Walking across a dormant grass field, I am out today looking for a geocache, my 536th find to be specific. From the cold ground, a weathered telephone pole juts into the sky. Wrapped around the base, and flowing upward, a healthy vine is reclaiming the physical footprint of the telephone pole. The growth is overtaking the structure, establishing roots and shoots of its own, smothering every living organism in the track of progress.
The illustration of the vine provides a clear object lesson for today’s analogy and direction for the following snippet of wisdom: any activity, regardless of harm OR of benefit, can grab hold of you—in a most unhealthy capacity—and strangle you, metaphorically speaking, of course. Lights out.
The activity of seeking hidden containers in the forest once dominated every waking moment of my day. Well maybe that’s an exaggeration to some extent, but mostly rooted in fact.
My kids officially became disenchanted with the hobby based on the high frequency of “Hey, a gas station kids, let’s check for a cache!” statements in their lives. Eventually my “Hey, who wants to come with me?” questions were countered with “Nope, not me. Me neither. Na, next time.” answers.
As a self-employed individual, I found time in my workday schedule to drive through the park (same one in which I find myself today) looking for any newly minted “boxes of treasure” lodged under a log, hoisted in a tree, or placed in a guardrail. Once a month or so, the local geocaching community would host picnics in the park, to gather and talk shop. And while I was invested in the related geocaching hobby of those people, it was yet another distraction within my life, and time subtracted from that of my family. In fact, I was spending so much time in the hobby of geocaching—in both seeking and hiding—that I had to walk away from it entirely for a reasonable amount of time: two years.
Stranglehold (noun) 1: an illegal wrestling hold by which one’s opponent is choked; 2: a force or influence that chokes or suppresses freedom of movement or expression
Does anyone else remember the deadly stranglehold from professional wrestling? Maybe that’s just me, and a small portion of you that choose not to acknowledge your secret passion for 1980s World Wrestling Federation televised matches. Whatcha gonna do when Hulkamania destroys you?
Some individuals possess a propensity for addictions—or, at least, some type of addictive behavior—and I certainly qualify for such a label. I’m curious to where and when and how I acquired this personality trait, but that’s a question for a mental health professional.
The truth is that any activity can become a stranglehold on your life, claiming time or money or resources that could otherwise be allocated to something else. The Big Biggies are obvious, and all parents warn their offspring of such follies: drugs, booze, premarital sexual relationships.
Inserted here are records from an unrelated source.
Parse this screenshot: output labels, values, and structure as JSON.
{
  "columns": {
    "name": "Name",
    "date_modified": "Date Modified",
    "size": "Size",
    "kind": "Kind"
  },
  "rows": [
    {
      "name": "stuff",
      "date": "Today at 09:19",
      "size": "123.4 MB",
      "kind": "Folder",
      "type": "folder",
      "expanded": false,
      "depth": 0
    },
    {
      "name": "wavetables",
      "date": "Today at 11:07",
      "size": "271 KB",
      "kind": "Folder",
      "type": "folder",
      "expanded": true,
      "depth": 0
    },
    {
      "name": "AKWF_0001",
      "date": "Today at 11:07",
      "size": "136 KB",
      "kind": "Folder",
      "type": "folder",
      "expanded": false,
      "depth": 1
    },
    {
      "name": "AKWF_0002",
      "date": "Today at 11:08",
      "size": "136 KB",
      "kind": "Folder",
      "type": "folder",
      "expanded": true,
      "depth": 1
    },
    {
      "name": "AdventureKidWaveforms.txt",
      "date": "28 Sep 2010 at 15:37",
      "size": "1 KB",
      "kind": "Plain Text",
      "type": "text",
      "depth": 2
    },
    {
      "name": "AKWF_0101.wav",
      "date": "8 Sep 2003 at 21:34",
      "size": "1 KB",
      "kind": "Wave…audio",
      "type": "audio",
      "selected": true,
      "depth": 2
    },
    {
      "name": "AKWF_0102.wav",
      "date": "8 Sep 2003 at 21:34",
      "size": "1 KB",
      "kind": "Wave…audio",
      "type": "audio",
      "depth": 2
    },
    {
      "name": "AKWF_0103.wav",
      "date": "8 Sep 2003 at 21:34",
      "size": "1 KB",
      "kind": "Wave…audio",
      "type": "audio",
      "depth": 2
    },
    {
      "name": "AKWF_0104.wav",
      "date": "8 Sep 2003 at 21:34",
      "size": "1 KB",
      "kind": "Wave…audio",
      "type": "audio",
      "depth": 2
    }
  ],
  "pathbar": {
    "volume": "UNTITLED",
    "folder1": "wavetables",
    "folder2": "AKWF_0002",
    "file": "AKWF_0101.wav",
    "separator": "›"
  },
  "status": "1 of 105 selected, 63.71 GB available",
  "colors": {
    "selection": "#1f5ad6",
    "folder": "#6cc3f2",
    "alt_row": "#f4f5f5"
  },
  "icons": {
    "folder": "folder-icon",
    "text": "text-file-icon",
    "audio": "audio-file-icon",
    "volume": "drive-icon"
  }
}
Those are three, fairly easy for me, checkboxes to maintain a record of personal good behavior, but maybe for others, those three are major characters in their own life story.
I do know close friends that wrestle with such high-profile demons, however there are other sneaky intruders that will kick the feet out from under us:
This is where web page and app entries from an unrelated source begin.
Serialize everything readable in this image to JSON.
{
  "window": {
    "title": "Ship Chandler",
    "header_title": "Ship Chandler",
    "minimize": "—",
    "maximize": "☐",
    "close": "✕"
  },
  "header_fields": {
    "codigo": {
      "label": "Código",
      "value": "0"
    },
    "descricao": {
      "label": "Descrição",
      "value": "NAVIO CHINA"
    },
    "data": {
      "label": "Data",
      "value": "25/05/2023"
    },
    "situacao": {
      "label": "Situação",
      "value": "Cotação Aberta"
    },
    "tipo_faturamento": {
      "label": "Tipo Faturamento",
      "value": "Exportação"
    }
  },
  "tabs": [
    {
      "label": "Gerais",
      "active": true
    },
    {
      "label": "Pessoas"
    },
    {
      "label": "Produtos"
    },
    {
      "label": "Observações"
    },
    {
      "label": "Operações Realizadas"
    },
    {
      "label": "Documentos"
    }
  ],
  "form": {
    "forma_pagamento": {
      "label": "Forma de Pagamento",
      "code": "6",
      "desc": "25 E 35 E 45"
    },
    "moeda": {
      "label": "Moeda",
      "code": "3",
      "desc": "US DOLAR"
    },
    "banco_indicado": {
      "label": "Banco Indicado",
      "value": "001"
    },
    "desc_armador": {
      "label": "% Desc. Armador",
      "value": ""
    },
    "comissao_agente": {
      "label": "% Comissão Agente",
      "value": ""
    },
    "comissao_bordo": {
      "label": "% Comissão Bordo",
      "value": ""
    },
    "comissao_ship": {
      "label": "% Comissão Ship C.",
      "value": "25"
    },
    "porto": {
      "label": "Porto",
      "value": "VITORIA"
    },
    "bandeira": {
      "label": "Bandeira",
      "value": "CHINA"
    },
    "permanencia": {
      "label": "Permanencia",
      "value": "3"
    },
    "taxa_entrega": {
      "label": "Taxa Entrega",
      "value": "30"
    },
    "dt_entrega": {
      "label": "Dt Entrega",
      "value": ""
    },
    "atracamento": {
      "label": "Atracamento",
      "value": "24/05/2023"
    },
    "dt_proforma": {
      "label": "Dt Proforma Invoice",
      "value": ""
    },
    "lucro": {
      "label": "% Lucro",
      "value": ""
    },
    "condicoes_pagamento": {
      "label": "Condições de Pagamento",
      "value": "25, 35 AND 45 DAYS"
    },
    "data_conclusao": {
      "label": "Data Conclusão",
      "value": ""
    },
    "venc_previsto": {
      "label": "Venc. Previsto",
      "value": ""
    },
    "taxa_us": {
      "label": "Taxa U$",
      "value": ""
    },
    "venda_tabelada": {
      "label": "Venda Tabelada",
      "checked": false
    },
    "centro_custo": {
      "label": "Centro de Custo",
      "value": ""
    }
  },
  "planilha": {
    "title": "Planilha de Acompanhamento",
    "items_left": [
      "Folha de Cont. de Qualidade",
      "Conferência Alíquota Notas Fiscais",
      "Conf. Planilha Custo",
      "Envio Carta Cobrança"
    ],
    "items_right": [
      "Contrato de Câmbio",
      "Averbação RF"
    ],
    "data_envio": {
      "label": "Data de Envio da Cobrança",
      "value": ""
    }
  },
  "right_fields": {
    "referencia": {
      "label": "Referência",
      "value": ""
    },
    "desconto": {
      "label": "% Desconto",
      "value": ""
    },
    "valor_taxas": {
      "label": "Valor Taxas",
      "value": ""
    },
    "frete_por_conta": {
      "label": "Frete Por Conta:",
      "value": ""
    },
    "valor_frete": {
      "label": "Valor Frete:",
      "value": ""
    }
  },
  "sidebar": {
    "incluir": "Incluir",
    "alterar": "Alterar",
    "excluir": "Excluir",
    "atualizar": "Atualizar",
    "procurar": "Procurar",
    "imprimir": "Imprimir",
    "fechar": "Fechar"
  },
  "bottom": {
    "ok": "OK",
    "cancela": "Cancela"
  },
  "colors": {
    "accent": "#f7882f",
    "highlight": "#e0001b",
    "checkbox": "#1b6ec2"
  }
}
- the world of obesity, overeating, and impulsive behavior;
- unending ambition, collecting of the Benjamins, and the long steep climb of a corporate ladder;
- the quickness of tongue, gossip, or slander;
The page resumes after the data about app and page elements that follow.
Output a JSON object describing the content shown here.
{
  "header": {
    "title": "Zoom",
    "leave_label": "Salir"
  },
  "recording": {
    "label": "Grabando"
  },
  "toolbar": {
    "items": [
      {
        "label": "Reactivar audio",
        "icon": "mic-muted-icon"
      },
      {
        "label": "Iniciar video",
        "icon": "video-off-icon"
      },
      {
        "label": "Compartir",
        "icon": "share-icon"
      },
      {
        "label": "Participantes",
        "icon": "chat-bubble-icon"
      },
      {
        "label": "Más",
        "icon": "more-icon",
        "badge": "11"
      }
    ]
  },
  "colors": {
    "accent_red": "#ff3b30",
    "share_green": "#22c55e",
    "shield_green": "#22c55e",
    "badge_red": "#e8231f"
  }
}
- the desire for recognition and satisfaction through physical appearance or materialism;
- an entitlement to happiness in the form of emotional or physical affairs;
- a pursuance of more Comments, Likes, Shares, or Retweets;
- or, a justification to purchase that best-new-thing or I-just-gotta-have-it item.
None of us are immune to these most basic of human impulses, for better or for worse, none of us.
What fascinates me about addiction and obsessive behavior is that people would choose an altered state of consciousness that’s toxic and ostensibly destroys most aspects of your normal life, because for a brief moment you feel okay ~ Moby
You may be wondering why I am here in the first place. Why, if already identified as a vice, am I reengaging in the same pattern of poor behavior? Well, it’s not like that at all now. An important distinction is now crystal clear to me, from a healthy distance and time away from the hobby.
I originally discovered that geocaching provided a fantastic opportunity to get out of the house, off of the couch, and to walk around in nature. On the most basic level, that is entirely true, and a positive attribute of the hobby. That’s what I seek now, after reintroducing myself to the hobby: simple solitude in nature, with the optional seeking of a hidden container in the forest—it’s not about the accumulation of Finds or Hides, nor the personal recognition for any type of geocaching-based accomplishment.
It is only once the gotta-do-it-everyday mentality sinks in that you find yourself in a harmful, repetitive habit that you cannot break. And such is true for any vice that slowly wraps around us, gently constricting without us even noticing, consistently clamping down on the inevitable stranglehold.
So the question remains, for you dear reader: what currently has your life in a stranglehold, or what activities can you identify as problematic? Now’s the time to make changes, big or small, in your daily repertoire. Before it’s lights out, for you too.